Growing up in Western Pennsylvania was pretty special. All of the holidays were celebrated with great enthusiasm. It didn’t matter if it was a national holiday, state holiday, school holiday, personal holiday, birthday, or religious holiday. We celebrated them all.
Being of Eastern European descent, our family celebrated Easter with the ethnic and cultural traditions of our religion and our heritage. However, we also got to experience the other part of the Easter holiday, the Easter Bunny. And we enjoyed the decadence of all the chocolate Easter bunnies, chocolate eggs, jelly beans and marshmallow peeps.
Of course, the Easter Bunny is famous for leaving baskets for each child at every house he visits. But, he never left baskets for me and my sisters. We must have been last on his “to do” list, and by the time he got to our house at the end of the street and at the top of the hill, things began to go awry.
Every year he developed a small hole in the bottom of his bag, probably from dragging it around all night as he went from house to house. As a result, he left a small trail of jelly beans on the walk leading up to the door of our house. The trail became bigger the closer he got to our front door. By the time he used his magic key to unlock the door to our house, jelly beans and brightly colored chocolate eggs began to litter the floor.
At that point he must have given up. Since candy was already falling out of his bag, he must have decided to go with the flow. So he did. And he made an incredible mess. He threw candy all over the dining room and living room floor. At least he neatly lined up the packages of colored peeps, large chocolate bunnies and big eggs on the fireplace. Maybe he stole that idea from Santa Claus.
Every Easter morning, we woke up to that beautiful, colorful mess. My sisters and I crawled around, gathered up the candy, and put it in the bowls and baskets that our mother pulled out of the cabinets. Yes, indeed, once a year we ate candy right off of the floor! Good thing our mother was a meticulous housekeeper. And, we rarely used the living room and dining room anyway. It was only for company.
Every year, our mother would complain about that darned Easter Bunny for messing up her house. And, every year she would plot how to stop him from doing the same thing the following year. We always hoped the Easter Bunny didn’t hear her. That rascally rabbit was one funny bunny. It would sure be a bummer if we started getting boring baskets like the other kids. Where’s the sport in that?
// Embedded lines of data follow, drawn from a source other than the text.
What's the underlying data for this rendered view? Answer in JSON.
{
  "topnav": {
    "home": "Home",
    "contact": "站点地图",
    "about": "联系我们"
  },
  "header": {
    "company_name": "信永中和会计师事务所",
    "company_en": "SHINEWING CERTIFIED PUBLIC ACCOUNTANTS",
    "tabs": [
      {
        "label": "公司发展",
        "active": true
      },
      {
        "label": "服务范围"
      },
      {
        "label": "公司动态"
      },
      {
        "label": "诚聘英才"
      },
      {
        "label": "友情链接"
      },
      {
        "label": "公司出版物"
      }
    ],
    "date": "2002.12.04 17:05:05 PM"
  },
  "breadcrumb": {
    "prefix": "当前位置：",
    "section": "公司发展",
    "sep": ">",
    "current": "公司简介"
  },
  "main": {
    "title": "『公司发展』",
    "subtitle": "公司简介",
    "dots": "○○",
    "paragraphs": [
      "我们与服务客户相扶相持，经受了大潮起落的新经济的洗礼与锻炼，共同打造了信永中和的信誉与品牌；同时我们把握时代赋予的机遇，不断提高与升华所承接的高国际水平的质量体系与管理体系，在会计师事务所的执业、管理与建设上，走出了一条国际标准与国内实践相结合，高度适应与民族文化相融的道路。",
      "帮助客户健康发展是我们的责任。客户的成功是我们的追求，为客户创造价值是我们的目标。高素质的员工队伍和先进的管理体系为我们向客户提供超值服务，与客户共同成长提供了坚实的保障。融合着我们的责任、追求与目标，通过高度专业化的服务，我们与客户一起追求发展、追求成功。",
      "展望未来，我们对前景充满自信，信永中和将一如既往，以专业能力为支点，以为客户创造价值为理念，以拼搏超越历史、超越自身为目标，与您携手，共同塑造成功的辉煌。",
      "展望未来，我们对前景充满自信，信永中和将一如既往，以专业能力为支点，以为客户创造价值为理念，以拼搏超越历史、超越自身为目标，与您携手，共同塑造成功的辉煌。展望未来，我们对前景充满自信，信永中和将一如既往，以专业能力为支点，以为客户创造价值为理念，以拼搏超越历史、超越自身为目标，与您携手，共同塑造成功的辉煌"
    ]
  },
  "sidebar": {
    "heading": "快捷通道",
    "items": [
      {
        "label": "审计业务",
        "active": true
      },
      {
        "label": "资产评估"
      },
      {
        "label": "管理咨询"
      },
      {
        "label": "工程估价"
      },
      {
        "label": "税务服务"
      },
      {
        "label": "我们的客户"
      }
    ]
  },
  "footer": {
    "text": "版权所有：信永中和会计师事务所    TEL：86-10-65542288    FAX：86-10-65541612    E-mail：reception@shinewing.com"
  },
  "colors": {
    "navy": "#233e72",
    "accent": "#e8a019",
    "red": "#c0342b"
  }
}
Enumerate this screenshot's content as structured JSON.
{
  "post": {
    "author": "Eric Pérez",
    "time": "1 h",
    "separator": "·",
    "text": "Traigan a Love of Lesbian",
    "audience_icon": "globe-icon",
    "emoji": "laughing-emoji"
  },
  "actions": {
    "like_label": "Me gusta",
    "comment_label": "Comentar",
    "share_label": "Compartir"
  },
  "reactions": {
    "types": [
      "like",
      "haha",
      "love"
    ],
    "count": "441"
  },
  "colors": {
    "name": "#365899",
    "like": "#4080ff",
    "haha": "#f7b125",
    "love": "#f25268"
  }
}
Fortunately, our Mom never did stop him in his tracks. And every Easter Sunday we were treated with the sight of all that candy thrown all over the floor. Although, it wasn’t as much fun picking up candy off of the floor as I got older, especially since my two older sisters and I got to help our Easter Bunny throw the candy around for our younger sisters when it was their turn to enjoy the magic. But, it was still okay to eat candy right off of the floor.
The truth is, I still believe in the Easter Bunny. And Santa Claus. I believe in the magic of childhood, and I believe in the power of healing and comfort that sweet memories provide. I believe in the mystery and the reality of things that cannot be explained, but that we know in our hearts exist. And, I learned a few important things along the way. It’s important to keep your floors clean. You never know when something sweet might land on them. Second, don’t put all your eggs in one basket. You may want to throw them around a bit, and share them with others. At least, that’s what our Easter Bunny would recommend.